### Activity
Your reply should be made up of every line in the records below that holds the string "name".

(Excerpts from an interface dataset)
==*==

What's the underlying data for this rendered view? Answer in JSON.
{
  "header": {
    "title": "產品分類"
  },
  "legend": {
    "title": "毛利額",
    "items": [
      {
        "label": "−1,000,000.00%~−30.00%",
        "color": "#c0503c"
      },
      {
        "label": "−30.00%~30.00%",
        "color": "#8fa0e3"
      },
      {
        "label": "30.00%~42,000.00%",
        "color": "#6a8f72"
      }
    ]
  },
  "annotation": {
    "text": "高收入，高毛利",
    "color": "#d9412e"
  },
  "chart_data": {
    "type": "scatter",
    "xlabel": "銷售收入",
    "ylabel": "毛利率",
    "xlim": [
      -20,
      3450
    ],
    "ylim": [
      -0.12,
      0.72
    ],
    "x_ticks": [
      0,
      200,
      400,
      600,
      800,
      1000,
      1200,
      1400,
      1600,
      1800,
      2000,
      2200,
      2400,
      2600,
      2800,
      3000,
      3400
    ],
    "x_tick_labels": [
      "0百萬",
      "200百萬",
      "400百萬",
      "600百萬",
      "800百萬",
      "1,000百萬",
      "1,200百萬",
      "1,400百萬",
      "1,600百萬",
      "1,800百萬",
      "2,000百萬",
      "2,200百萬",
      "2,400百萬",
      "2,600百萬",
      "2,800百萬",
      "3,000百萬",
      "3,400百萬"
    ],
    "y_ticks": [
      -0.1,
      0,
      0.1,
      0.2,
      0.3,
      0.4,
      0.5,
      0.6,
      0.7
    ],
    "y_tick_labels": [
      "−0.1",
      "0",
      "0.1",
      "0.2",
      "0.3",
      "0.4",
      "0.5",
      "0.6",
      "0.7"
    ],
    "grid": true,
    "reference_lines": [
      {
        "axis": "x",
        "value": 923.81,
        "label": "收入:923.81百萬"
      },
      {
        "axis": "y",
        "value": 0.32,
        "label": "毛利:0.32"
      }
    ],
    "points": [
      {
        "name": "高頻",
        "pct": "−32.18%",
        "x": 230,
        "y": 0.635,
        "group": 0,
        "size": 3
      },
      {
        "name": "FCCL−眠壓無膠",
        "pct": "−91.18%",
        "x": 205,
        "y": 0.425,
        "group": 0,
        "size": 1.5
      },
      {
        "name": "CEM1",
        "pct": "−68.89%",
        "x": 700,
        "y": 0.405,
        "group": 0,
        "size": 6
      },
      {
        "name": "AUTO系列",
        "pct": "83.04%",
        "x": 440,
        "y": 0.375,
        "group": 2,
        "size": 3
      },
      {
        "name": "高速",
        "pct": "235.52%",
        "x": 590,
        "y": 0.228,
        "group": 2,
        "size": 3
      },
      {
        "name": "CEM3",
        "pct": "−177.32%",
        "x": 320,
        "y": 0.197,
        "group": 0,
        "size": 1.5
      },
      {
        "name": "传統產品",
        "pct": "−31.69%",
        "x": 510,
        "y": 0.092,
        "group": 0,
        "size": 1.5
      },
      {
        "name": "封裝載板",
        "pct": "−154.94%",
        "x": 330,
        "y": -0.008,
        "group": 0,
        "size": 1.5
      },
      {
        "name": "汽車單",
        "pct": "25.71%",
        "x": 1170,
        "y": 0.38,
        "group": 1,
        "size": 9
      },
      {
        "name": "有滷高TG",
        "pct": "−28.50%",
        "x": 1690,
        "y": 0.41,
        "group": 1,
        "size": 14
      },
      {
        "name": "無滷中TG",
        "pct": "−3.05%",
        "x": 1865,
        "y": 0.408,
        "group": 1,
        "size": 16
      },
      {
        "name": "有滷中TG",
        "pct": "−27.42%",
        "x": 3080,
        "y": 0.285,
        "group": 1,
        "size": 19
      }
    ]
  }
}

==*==

### Solution below
        "name": "高頻",
        "name": "FCCL−眠壓無膠",
        "name": "CEM1",
        "name": "AUTO系列",
        "name": "高速",
        "name": "CEM3",
        "name": "传統產品",
        "name": "封裝載板",
        "name": "汽車單",
        "name": "有滷高TG",
        "name": "無滷中TG",
        "name": "有滷中TG",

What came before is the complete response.